Automation Testing plays a crucial role in DVLA. From delivering DVLA’s IT Services, to building the Agency’s best-in-class automation software. Take a deep dive into the work our Automation Testing teams do, and see how you could fit in our award-winning Digital team in the upcoming Software Development Engineer in Test (SDET) Academy.
Kicking us off is DVLA’s own Nigel Brookes-Thomas, Principal Quality Engineer. Keep reading as Nigel reveals the ‘secret sauce’ and the guiding principles that make up the foundations of DVLA’s automated testing code and their creative digital team.
Nigel Brookes-Thomas, Principal Quality Engineer at DVLA
“The software development process at DVLA is genuinely cutting-edge. There’s nowhere else I would be able to get exposure to all the different technologies we’re using here.”
Hi Nigel, can you tell us a little about what your team does?
DVLA have a cohort of experienced Software Development Engineers in Test (SDETs). These are software and testing professionals who write code to automate the testing of application code. My team sits within IT Service Creation, building and operating digital services for the public, partners, and agency.
We value our automation code as highly as our production code it’s the secret sauce that lets us make changes quickly and safely.
What are the core principles of automation testing?
We have a small number of guiding principles which drive how we build all our automation:
- Test early, test often
- Each test is an island
- Data factories over fixtures
- Stub almost nothing
Test early, test often
We test as early as we possibly can, so the automation is built on the same branch as the application code since the acceptance criteria of a change are used to focus our testing. Tests run on each push, meaning change can only be merged into the mainline when the tests pass which also triggers another, fuller, regression suite.
We use Gherkin syntax to reach a shared understanding of the change and put a lot of effort into writing these elegantly. Our house-style helps us along with a linter, used to automatically check we are following that style. For instance, every feature must be tagged with its Jira ticket and every scenario named to identify the acceptance criteria it covers.
We want changes to be safe, but we also want them to be fast, so we commit time to ‘gardening’ – trimming our tests to focus on the risk of a change and avoiding duplication.
Each test is an island
Each individual test must be isolated from every other one. This lets us run the test pack in any order or to choose to run just a single scenario on its own. Each test sets up and tears down its own data.
In practice, this is important because we slice up the test pack and distribute scenarios over many processes to run the pack in parallel. No one test can rely on any other running before it or after it.
It also allows us to run variations of our tests, such as testing localisations to different languages.
Data factories over fixtures
Fixtures are sets of data which are built in advance and used for testing. It’s hard to build and maintain large sets of fixtures. It’s challenging to build convincing sets of data that look like real world data. For this reason, we use synthetic data that is uniquely generated on each test run by factory objects which assemble data on the fly. This detects more failures as each run is a real test, not just a check, giving the application-under-test data it has likely never seen before.
Of course, we save the data that’s been built by the factories so we can trace failures and in early builds we can see flakiness as the application encounters data and combinations it hasn’t seen before. We are also making the application more robust in the process by running these tests early.

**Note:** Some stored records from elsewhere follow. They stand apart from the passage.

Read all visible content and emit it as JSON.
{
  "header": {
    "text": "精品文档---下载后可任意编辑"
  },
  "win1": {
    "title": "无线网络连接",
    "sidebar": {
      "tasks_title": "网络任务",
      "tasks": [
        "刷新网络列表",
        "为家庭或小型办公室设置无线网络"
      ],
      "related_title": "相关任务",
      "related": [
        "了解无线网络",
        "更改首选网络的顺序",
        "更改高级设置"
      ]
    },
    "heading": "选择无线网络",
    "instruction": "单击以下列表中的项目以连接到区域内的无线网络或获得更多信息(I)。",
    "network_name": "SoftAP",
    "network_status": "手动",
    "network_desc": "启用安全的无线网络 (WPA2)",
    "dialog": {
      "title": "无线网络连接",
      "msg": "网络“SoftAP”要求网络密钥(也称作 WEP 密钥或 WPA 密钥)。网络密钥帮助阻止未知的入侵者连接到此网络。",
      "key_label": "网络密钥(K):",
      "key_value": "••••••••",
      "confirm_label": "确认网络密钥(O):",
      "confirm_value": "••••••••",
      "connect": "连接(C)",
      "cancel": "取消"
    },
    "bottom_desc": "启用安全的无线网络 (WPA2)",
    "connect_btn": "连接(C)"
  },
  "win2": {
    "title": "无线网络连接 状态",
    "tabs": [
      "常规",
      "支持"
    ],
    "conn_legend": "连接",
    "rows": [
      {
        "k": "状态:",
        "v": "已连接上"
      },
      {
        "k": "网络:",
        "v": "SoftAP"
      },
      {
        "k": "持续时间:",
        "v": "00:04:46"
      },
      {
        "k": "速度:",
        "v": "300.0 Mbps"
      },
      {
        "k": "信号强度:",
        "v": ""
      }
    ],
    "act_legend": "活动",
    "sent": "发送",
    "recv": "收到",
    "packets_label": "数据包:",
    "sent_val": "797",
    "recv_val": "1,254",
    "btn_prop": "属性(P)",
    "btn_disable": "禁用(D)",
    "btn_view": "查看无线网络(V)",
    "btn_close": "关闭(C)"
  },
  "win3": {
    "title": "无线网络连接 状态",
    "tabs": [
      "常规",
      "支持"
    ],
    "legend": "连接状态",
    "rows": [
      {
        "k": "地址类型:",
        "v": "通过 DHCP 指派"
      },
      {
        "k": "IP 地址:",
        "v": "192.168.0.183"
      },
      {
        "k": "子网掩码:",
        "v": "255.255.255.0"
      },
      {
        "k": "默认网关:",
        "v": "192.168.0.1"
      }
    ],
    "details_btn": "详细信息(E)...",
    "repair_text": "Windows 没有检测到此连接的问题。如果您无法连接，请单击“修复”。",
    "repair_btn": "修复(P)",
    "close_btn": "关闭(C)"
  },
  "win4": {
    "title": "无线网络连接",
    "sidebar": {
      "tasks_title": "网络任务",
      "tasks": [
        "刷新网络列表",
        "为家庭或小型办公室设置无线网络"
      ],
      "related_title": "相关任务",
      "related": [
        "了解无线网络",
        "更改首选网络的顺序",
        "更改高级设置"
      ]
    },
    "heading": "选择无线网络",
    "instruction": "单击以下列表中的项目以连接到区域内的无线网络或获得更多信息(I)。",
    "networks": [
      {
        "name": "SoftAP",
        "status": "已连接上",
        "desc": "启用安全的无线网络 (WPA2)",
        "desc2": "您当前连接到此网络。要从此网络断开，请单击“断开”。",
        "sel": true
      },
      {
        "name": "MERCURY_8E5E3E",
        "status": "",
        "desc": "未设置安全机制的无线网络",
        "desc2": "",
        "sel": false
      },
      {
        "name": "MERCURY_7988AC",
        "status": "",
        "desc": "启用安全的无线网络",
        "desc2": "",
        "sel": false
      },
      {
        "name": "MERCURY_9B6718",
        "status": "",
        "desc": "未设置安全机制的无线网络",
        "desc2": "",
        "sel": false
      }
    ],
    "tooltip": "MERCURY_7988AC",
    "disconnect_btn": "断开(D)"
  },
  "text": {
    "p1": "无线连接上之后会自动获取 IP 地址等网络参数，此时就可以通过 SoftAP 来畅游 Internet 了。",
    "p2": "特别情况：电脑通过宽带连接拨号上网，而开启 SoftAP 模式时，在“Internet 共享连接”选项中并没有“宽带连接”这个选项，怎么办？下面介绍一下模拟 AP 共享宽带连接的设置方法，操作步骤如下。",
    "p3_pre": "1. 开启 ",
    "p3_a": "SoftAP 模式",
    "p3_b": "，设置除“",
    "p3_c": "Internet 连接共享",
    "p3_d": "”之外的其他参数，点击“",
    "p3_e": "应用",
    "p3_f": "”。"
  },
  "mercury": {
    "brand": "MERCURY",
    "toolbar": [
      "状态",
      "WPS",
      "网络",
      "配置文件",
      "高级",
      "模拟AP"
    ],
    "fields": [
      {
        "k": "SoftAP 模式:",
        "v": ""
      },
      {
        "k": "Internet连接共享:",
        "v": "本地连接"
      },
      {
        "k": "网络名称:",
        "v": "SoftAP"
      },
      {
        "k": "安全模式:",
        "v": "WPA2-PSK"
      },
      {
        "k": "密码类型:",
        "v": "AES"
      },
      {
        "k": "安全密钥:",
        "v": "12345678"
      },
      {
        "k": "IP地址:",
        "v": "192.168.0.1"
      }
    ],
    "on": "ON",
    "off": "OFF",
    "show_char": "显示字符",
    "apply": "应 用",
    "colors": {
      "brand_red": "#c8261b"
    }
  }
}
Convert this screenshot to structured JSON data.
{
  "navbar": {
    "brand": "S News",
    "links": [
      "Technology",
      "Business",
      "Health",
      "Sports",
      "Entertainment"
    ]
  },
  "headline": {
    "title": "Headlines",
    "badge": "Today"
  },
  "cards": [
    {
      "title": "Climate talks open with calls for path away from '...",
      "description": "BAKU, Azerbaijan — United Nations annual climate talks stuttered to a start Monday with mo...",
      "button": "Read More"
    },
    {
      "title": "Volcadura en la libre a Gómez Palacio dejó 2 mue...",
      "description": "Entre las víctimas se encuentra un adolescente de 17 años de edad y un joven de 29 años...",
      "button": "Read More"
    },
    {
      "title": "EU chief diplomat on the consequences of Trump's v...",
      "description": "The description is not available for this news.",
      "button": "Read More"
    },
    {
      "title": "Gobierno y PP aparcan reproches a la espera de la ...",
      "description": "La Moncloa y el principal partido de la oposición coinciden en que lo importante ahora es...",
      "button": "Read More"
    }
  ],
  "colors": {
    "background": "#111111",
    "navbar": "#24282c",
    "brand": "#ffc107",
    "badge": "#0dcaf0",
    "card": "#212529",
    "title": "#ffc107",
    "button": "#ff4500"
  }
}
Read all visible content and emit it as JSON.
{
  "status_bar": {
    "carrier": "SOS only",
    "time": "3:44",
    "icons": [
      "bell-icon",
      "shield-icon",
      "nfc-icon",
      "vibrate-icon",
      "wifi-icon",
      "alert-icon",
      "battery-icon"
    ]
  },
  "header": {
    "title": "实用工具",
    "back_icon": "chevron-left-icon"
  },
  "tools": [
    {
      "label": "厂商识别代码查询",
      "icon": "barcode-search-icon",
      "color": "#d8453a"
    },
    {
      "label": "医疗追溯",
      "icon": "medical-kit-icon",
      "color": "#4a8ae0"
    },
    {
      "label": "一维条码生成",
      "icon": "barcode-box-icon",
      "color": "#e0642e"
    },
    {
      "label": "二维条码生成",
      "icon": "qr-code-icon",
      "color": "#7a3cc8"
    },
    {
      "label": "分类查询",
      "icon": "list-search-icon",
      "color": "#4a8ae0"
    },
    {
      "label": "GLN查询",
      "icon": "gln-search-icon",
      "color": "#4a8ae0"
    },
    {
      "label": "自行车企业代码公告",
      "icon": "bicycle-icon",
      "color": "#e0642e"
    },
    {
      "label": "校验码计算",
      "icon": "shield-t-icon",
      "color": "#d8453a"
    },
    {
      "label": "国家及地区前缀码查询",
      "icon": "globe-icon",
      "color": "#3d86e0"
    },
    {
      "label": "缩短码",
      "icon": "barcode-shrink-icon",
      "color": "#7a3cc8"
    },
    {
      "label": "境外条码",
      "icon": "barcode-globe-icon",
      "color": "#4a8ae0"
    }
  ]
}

Stub almost nothing
A stub is a piece of code used to stand in for some other programming functionality.
Stubs pretend to be real services and offer a chance to test an application without having a dependency. In practice, we have found stubs to be rather unloved components with their own defects and deviations from the service they pretend to be. Unless it’s impossible or expensive, we almost always choose to avoid them and use real services instead.
Our applications and services are dockerized or serverless: we don’t need to build and maintain stubs; we can use the real services instead. Our continuous integration (CI) tooling can launch containers and with minimal effort and time, we can bring up entire application stacks and dispose of them after each test run. For each run, we are not just performing component or feature tests, we’re running real integration tests at the same time. This is a significant risk reduction because we can check behaviour as downstream components change.
Finally, our pre-production environment is running system integration tests daily over the estate, checking that all our systems co-exist and integrate together.
I’m hopeful that this has given you some insight into the way automation testing happens at DVLA. We are always looking to push more testing early in the development cycle and we believe our principles guide us in testing complex systems while reducing the risks that come with change.